Things began to break the Flux team’s way in fall 2019, when they entered, and won, the 19th annual Wye Island Electric Boat Marathon in St. Michaels, Md. With Sorkin at the helm, a Flux outboard–powered rigid inflatable won the 24-mile race in a record for a single-hull boat (one hour and 22 minutes), despite high winds that drove some competitors to sit it out.
In early 2020, Sorkin and Lord quit the corporate day jobs that were putting food on all their tables, just as the COVID-19 pandemic hit. Some Flux investors dropped out, saying they needed to focus on seeing core holdings through the crisis.
But since then, the company has mostly been riding a tailwind. A round of financing last fall put more than $1 million in Flux’s bank account from angel investors, many ones who like boats.

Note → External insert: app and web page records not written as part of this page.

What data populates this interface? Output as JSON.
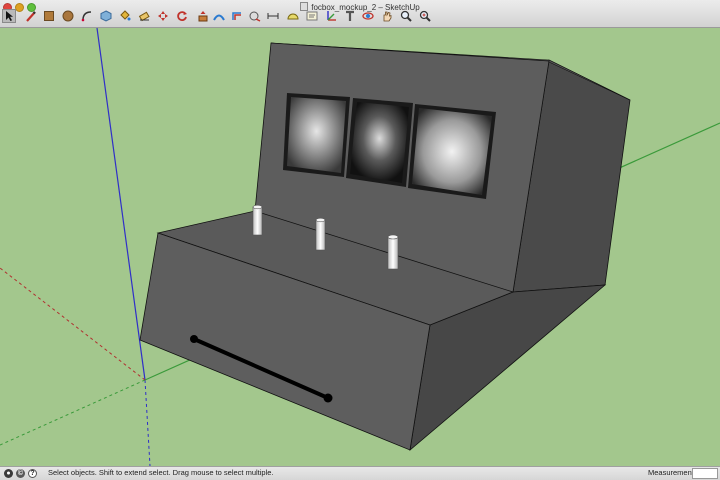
{
  "window": {
    "title": "focbox_mockup_2 – SketchUp"
  },
  "toolbar": {
    "tools": [
      {
        "name": "select",
        "icon": "select-arrow-icon"
      },
      {
        "name": "line",
        "icon": "pencil-icon"
      },
      {
        "name": "rectangle",
        "icon": "rectangle-icon"
      },
      {
        "name": "circle",
        "icon": "circle-icon"
      },
      {
        "name": "arc",
        "icon": "arc-icon"
      },
      {
        "name": "make-component",
        "icon": "component-icon"
      },
      {
        "name": "paint-bucket",
        "icon": "paint-bucket-icon"
      },
      {
        "name": "eraser",
        "icon": "eraser-icon"
      },
      {
        "name": "move",
        "icon": "move-icon"
      },
      {
        "name": "rotate",
        "icon": "rotate-icon"
      },
      {
        "name": "push-pull",
        "icon": "push-pull-icon"
      },
      {
        "name": "follow-me",
        "icon": "follow-me-icon"
      },
      {
        "name": "offset",
        "icon": "offset-icon"
      },
      {
        "name": "tape-measure",
        "icon": "tape-measure-icon"
      },
      {
        "name": "dimension",
        "icon": "dimension-icon"
      },
      {
        "name": "protractor",
        "icon": "protractor-icon"
      },
      {
        "name": "text",
        "icon": "text-icon"
      },
      {
        "name": "axes",
        "icon": "axes-icon"
      },
      {
        "name": "3d-text",
        "icon": "3d-text-icon"
      },
      {
        "name": "orbit",
        "icon": "orbit-icon"
      },
      {
        "name": "pan",
        "icon": "pan-icon"
      },
      {
        "name": "zoom",
        "icon": "zoom-icon"
      },
      {
        "name": "zoom-extents",
        "icon": "zoom-extents-icon"
      }
    ]
  },
  "status": {
    "text": "Select objects. Shift to extend select. Drag mouse to select multiple.",
    "measurements_label": "Measurements",
    "measurements_value": ""
  },
  "colors": {
    "ground": "#a3c78d",
    "model_face": "#5e5e5e",
    "model_face_dark": "#474747",
    "red_axis": "#b03030",
    "green_axis": "#3a9a3a",
    "blue_axis": "#2f2fc8"
  }
}
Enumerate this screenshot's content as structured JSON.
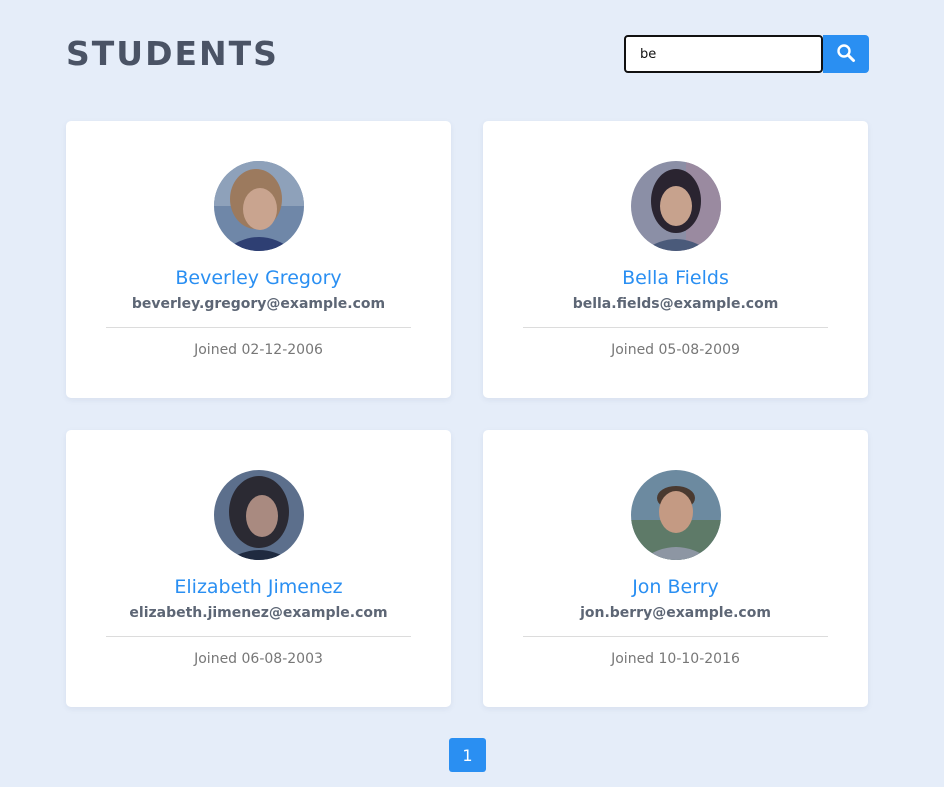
{
  "header": {
    "title": "STUDENTS"
  },
  "search": {
    "value": "be",
    "icon": "search-icon"
  },
  "students": [
    {
      "name": "Beverley Gregory",
      "email": "beverley.gregory@example.com",
      "joined": "Joined 02-12-2006"
    },
    {
      "name": "Bella Fields",
      "email": "bella.fields@example.com",
      "joined": "Joined 05-08-2009"
    },
    {
      "name": "Elizabeth Jimenez",
      "email": "elizabeth.jimenez@example.com",
      "joined": "Joined 06-08-2003"
    },
    {
      "name": "Jon Berry",
      "email": "jon.berry@example.com",
      "joined": "Joined 10-10-2016"
    }
  ],
  "pagination": {
    "pages": [
      "1"
    ],
    "current": "1"
  },
  "colors": {
    "accent": "#2a8ff2",
    "background": "#e5edf9",
    "title": "#4a5365"
  }
}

We are bringing change to the marine industry.
“The next step for us is building this 70-horsepower engine we’re calling the showroom model,” Frantin says. “It will be a little different from prototypes we’ve built in the past, such that there’s going to be a significant amount of money invested in it. Not really refining the system anymore, just putting something in the water that works and will be packaged beautifully.”
The Flux team used some of their funds to buy two new boats, a 22-foot Bowrider Scout Dorado and a 12-foot rigid inflatable that might typically be used as a yacht tender, to mount their FM-X15, FM-X40, and FM-X70 engines on for tests and demonstrations. They hope to be taking consumer models to market next year. And they got a six-figure grant from the National Science Foundation to start developing even larger versions.
“It’s definitely a scramble,” Frantin says. “We have a lot of really good supporters at the moment, and they’re expecting a lot from us.”
Frantin says he came to BU to study finance and accounting, with the idea of working in an investment bank or in corporate finance. “It was not to do this. I can’t say my cofounders knew we were going to do this either. It started with Ben and started with his thesis at Princeton: how do I build a more efficient boat?”
But they had won $315,000 in grants and contest prizes by the time of Frantin’s last class at Questrom. (He hopes to submit final paperwork and transfer credits for his degree soon.) “I only know of one other cohort who won that much, and they were PhD students at MIT. It was the progress we had made that gave us the validation that we are going to do this. It’s not going to be easy, and hardware is tough because there are a lot of risks,” he says. “But we always knew we were going to get it done.”